Once upon a time there was a proud prince who had a daughter. But the daughter was a child of ill luck. When it came time for her to marry, she had all her suitors assemble before her father’s palace. She was going to throw down a ball of red silk among them, and whoever caught it was to be her husband. Now there were many princes and counts gathered before the castle, and in their midst there was also a beggar. And the princess could see dragons crawling into his ears and crawling out again from his nostrils, for he was a child of luck. So she threw the ball to the beggar and he caught it.
Her father asked angrily: “Why did you throw the ball into the beggar’s hands?”
“He is a favorite of Fortune,” said the princess, “I will marry him, and then, perhaps, I will share in his good luck.”
But her father would not hear of it, and since she insisted, he drove her from the castle in his rage.

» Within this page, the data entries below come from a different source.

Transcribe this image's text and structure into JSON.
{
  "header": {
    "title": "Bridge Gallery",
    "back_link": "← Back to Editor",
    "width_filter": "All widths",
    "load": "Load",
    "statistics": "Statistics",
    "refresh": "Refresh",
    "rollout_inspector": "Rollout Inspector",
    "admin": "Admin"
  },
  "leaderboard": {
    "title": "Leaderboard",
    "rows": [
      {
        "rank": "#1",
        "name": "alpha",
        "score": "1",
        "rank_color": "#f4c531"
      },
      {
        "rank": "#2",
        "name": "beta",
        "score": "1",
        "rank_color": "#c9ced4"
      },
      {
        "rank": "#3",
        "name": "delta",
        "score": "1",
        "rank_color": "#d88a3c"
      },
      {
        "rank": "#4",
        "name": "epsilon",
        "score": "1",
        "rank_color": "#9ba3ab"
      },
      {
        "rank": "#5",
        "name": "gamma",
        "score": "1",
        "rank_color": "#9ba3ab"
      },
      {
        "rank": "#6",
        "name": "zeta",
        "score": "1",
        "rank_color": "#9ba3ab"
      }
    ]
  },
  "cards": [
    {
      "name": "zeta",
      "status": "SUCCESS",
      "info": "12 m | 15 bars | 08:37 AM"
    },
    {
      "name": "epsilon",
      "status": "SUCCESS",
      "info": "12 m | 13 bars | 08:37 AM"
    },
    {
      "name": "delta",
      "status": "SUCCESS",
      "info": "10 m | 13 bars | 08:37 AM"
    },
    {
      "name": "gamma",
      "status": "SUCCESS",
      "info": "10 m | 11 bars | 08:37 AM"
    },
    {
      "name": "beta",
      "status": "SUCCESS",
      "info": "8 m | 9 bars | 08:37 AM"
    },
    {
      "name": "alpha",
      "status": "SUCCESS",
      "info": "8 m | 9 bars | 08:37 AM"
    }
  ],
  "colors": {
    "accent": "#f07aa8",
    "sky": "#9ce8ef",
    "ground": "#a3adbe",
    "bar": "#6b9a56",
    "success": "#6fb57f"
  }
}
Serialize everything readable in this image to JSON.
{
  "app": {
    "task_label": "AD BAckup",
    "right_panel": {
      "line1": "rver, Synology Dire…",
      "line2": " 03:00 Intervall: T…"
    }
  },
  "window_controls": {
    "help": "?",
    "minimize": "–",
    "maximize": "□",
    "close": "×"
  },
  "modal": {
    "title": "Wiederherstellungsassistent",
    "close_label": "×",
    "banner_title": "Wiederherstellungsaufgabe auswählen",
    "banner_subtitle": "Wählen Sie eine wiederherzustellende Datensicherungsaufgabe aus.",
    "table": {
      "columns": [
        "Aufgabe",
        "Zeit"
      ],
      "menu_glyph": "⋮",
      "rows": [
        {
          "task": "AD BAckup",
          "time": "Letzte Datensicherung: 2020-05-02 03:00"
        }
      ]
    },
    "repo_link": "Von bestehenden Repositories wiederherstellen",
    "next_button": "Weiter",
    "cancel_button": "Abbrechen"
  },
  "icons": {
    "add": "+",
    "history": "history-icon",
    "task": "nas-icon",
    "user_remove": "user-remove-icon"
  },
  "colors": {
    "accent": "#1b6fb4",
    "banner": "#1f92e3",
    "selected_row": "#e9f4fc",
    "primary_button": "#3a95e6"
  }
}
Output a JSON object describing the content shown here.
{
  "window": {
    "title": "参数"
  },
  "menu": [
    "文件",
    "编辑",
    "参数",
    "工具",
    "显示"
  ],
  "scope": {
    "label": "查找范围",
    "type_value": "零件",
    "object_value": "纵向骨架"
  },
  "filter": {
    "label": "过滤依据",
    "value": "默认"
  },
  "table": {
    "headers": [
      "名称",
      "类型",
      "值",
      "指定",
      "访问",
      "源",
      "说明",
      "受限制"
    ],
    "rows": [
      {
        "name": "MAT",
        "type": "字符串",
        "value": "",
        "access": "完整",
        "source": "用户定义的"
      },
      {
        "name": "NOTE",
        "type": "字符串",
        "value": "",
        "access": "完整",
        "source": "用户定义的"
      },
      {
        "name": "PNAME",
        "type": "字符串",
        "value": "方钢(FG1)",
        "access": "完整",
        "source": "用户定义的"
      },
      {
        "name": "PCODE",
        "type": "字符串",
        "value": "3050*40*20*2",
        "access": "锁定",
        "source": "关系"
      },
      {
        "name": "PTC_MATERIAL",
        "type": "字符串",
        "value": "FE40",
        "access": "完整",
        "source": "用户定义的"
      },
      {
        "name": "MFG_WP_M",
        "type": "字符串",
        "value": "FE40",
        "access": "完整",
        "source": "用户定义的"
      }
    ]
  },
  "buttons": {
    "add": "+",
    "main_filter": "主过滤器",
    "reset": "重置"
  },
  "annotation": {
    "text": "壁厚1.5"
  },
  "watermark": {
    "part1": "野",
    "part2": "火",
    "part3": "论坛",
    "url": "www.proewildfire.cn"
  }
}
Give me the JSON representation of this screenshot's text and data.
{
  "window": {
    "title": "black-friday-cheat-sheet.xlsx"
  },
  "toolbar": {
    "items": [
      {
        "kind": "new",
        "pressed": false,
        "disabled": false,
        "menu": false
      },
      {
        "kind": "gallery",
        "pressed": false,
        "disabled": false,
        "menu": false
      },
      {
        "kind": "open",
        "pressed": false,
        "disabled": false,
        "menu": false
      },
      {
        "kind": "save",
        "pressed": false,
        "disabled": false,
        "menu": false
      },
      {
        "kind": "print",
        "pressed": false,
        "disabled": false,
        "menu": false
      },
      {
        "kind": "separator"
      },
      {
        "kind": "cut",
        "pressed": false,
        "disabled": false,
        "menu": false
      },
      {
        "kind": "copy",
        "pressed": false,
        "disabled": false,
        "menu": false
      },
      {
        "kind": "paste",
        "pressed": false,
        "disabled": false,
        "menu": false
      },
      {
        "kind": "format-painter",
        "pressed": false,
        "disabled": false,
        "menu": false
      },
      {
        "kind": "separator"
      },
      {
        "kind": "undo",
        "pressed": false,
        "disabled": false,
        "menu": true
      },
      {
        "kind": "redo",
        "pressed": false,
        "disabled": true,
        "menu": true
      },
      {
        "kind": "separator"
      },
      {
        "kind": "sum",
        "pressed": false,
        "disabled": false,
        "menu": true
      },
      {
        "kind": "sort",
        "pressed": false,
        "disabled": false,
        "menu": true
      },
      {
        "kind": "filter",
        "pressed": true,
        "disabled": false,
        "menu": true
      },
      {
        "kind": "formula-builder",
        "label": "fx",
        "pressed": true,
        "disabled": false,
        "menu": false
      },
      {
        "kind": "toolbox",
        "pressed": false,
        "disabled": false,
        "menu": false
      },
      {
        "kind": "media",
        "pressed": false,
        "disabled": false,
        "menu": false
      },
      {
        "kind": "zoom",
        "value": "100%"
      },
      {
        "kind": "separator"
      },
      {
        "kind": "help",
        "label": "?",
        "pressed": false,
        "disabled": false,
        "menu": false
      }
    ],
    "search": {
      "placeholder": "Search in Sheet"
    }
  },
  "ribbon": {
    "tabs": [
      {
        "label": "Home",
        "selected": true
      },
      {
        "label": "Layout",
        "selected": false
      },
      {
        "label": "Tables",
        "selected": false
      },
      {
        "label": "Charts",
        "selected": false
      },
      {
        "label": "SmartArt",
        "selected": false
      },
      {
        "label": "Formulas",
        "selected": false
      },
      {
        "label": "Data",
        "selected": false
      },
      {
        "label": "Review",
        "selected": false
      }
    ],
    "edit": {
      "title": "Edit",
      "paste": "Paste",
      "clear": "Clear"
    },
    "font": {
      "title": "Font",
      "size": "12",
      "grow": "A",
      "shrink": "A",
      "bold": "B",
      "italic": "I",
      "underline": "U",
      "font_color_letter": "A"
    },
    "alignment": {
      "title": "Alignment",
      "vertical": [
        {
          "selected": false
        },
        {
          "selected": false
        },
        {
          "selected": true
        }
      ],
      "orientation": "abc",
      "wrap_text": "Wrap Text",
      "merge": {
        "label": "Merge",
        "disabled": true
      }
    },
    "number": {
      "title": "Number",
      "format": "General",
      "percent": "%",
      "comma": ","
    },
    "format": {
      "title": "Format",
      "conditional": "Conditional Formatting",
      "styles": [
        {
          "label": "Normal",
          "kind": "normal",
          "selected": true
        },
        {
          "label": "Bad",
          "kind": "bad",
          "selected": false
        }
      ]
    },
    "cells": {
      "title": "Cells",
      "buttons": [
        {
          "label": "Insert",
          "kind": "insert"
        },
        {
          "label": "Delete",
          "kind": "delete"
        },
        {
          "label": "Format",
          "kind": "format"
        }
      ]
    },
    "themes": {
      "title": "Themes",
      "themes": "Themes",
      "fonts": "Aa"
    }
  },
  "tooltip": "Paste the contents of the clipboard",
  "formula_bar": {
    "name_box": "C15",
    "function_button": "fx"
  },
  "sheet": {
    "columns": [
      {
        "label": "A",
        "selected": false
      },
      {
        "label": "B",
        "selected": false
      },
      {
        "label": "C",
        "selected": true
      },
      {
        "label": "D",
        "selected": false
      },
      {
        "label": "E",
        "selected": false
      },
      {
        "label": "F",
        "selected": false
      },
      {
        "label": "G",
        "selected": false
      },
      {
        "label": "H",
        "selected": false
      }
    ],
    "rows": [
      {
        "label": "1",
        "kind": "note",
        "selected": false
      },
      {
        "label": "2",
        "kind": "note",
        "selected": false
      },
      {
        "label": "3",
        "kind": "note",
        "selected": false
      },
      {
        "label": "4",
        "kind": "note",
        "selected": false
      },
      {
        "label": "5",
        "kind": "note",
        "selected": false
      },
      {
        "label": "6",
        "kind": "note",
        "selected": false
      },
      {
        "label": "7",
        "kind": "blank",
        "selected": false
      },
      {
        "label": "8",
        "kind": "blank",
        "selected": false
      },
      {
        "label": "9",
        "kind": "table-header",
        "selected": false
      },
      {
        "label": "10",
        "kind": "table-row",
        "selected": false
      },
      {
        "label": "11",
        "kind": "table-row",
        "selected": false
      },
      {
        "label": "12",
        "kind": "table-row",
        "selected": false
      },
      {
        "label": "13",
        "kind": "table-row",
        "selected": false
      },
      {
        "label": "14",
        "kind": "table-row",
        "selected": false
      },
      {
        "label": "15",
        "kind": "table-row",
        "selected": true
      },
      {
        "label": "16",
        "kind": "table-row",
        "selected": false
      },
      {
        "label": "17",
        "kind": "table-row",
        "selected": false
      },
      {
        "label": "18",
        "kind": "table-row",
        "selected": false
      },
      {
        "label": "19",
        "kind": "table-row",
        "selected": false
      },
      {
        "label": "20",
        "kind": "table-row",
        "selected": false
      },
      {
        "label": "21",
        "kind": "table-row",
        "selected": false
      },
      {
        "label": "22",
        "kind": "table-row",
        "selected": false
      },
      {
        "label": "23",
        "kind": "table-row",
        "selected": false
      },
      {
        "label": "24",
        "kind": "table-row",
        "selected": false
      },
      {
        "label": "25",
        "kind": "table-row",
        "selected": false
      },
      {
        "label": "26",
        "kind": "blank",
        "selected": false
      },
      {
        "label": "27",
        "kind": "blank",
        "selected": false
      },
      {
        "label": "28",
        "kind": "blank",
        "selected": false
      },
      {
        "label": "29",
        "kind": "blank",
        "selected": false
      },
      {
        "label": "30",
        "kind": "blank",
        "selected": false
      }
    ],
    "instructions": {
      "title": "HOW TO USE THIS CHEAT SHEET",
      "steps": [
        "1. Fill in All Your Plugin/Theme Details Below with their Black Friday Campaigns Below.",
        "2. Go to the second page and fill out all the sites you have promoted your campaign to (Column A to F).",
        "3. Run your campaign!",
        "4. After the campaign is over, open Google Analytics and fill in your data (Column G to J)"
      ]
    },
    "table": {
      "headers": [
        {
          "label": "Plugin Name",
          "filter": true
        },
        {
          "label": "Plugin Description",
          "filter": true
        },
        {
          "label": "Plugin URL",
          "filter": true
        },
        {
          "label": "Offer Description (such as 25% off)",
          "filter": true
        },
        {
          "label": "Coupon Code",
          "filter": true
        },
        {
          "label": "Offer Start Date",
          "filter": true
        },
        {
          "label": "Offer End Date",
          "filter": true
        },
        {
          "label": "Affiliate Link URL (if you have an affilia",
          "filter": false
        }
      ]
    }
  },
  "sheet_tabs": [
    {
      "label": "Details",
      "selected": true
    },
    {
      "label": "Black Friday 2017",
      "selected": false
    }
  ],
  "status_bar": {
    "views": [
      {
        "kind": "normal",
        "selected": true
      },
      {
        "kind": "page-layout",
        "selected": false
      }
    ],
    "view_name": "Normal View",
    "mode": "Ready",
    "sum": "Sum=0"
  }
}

So the princess had to go off with the beggar. She dwelt with him in a little hut, and had to hunt for herbs and roots, and cook them herself, so that they might have something to eat; and often they both went hungry.
One day her husband said to her: “I will set out and seek my fortune. And when I have found it, I will come back again and fetch you.” The princess was willing, and he went away, and was gone for eighteen years. Meanwhile the princess lived in want and affliction, for her father remained hard and merciless. If her mother had not secretly given her food and money, no doubt she would have starved to death during all that time.
But the beggar found his fortune, and at length became emperor. He returned and stood before his wife. She however, no longer recognized him: She only knew that he was the powerful emperor.
He asked her how she were getting along.
“Why do you ask me how I am getting along?” she replied. “I am too far beneath your notice.”
“And who may your husband be!”
“My husband was a beggar. He went away to seek his fortune. That was eighteen years ago, and he has not yet returned.”
“And what have you done during all those long years?”
“I have been waiting for him to return.”
“Do you wish to marry some one else, seeing that he has been missing so long?”
“No, I will remain his wife until I die.”
When the emperor saw how faithful his wife was, he told her who he was, had her clothed in magnificent garments, and took her with him to his imperial palace. And there they lived in splendor and happiness.
After a few days the emperor said to his wife: “We spend every day in festivities, as though every day were New Year.”
“And why should we not celebrate,” answered his wife, “since we have now become emperor and empress?”
Yet his wife was a child of ill luck. When she had been empress no more than eighteen days, she fell sick and died. But her husband lived for many a long year.
Note: “The Favorite of Fortune and the Child of Ill Luck” is a traditionally narrated fairy-tale. The dragon is the symbol of imperial rule, and the New Year’s feasts, which old and young celebrate for weeks, is the greatest of Chinese festivals.
Notes: The Chinese Fairy Book contains 74 Chinese folktales, sorted into several categories.
Editor: Dr. R. Wilhelm
Publisher: Frederick A. Stokes Company, New York